The scope of retirement is changing for the working world. More and more companies are starting to incorporate “phased retirement” policies in order to make the transition more comfortable for the retiree while retaining skilled and experienced employees. Phased retirement allows full-time employees to move to part-time schedules while beginning to draw retirement benefits.
Baby Boomers are living longer, enjoying better health, and wanting a more balanced work/life schedule. As a result, many employees want to continue working and not put a hard stop on that portion of their life. Eighty percent of workers age 50 and older who were surveyed by AonHewitt/AARP stated that they would be interested in the opportunity to gradually reduce their work load and hours at the office during their approach to retirement. A flexible retirement schedule is a win/win situation for employees and employers. Retaining essential workers allows for the continuity of essential business functions to remain uninterrupted. Additionally, it significantly reduces costs associated with hiring and training new workers.
This policy shift can partly be attributed to organizations experiencing a shortage of qualified workers because, according to AARP, almost 19% of the workforce today is made up of Baby Boomers. Loosing that big a chunk of the employee pool would be detrimental to businesses.

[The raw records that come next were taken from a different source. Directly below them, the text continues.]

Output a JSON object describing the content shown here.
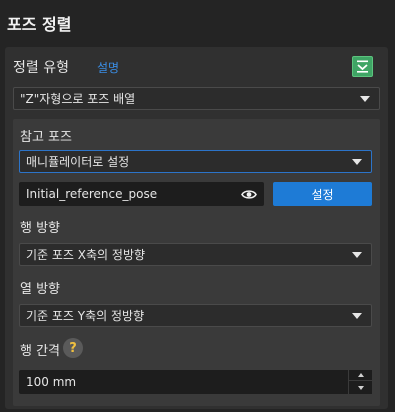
{
  "page": {
    "title": "포즈 정렬"
  },
  "sort_type": {
    "label": "정렬 유형",
    "help_link": "설명",
    "collapse_icon": "chevron-down-icon",
    "selected": "\"Z\"자형으로 포즈 배열"
  },
  "reference_pose": {
    "label": "참고 포즈",
    "source_selected": "매니퓰레이터로 설정",
    "name_value": "Initial_reference_pose",
    "eye_icon": "eye-icon",
    "set_button": "설정"
  },
  "row_direction": {
    "label": "행 방향",
    "selected": "기준 포즈 X축의 정방향"
  },
  "column_direction": {
    "label": "열 방향",
    "selected": "기준 포즈 Y축의 정방향"
  },
  "row_spacing": {
    "label": "행 간격",
    "help_icon": "?",
    "value": "100 mm"
  },
  "colors": {
    "accent": "#1e7bd6",
    "link": "#3a8ee6",
    "collapse_button": "#3fa565",
    "help_icon_glyph": "#f0c040"
  }
}
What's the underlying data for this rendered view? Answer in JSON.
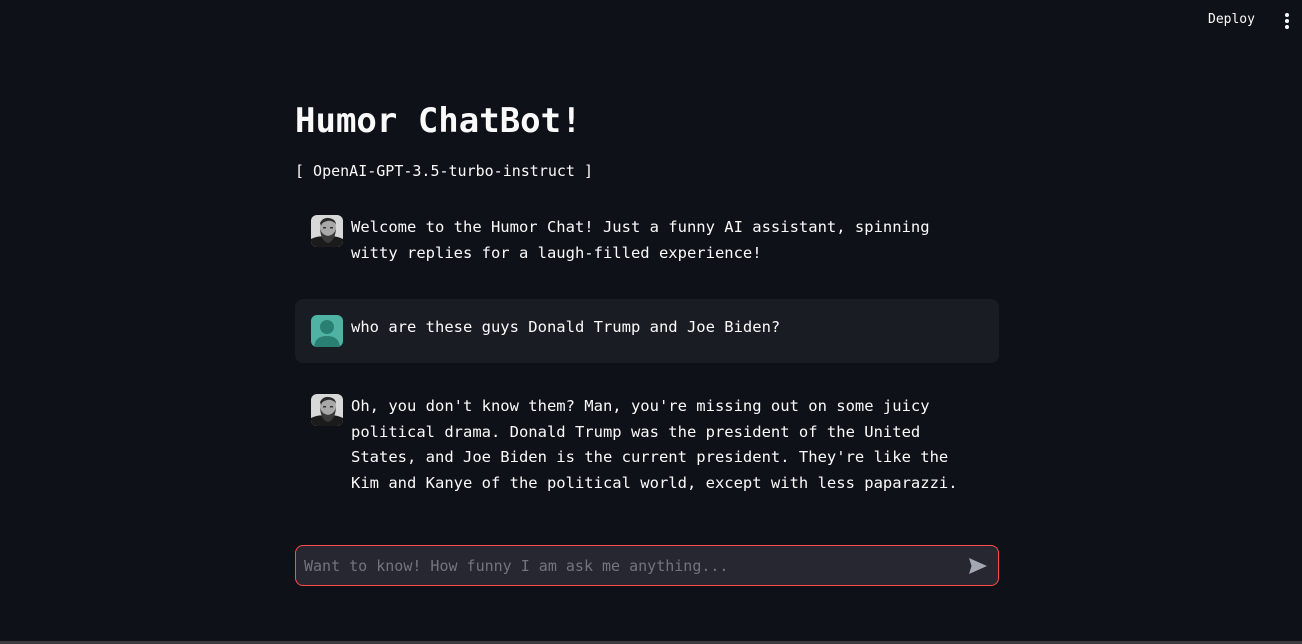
{
  "header": {
    "deploy_label": "Deploy",
    "menu_icon": "more-vertical-icon"
  },
  "page": {
    "title": "Humor ChatBot!",
    "subtitle": "[ OpenAI-GPT-3.5-turbo-instruct ]"
  },
  "messages": [
    {
      "role": "assistant",
      "avatar_icon": "bearded-man-avatar",
      "text": "Welcome to the Humor Chat! Just a funny AI assistant, spinning witty replies for a laugh-filled experience!"
    },
    {
      "role": "user",
      "avatar_icon": "user-avatar",
      "text": "who are these guys Donald Trump and Joe Biden?"
    },
    {
      "role": "assistant",
      "avatar_icon": "bearded-man-avatar",
      "text": "Oh, you don't know them? Man, you're missing out on some juicy political drama. Donald Trump was the president of the United States, and Joe Biden is the current president. They're like the Kim and Kanye of the political world, except with less paparazzi."
    }
  ],
  "chat_input": {
    "placeholder": "Want to know! How funny I am ask me anything...",
    "value": "",
    "send_icon": "send-icon"
  },
  "colors": {
    "background": "#0e1117",
    "user_bubble": "#1a1c24",
    "input_border": "#ff4b4b",
    "user_avatar": "#4fb3a4"
  }
}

It is evident that flexible retirement is starting to gain more ground because organizations are seeking ways to retain experienced workers. Almost half of the HR professionals surveyed by the Society for Human Resources Management said they, “offered reduced hours or part-time positions to older workers.” While approximately 40 percent said they, “hired retired employees as consultants and temporary workers.”
It may take some time to address retirement policy changes, but doing so could make your employees happier and save you some time and effort in the long run. If you need help managing your company’s retirement plan, please feel free to contact us. We can help.
If you’d like to read about retirement considerations more, check out this New York Times article.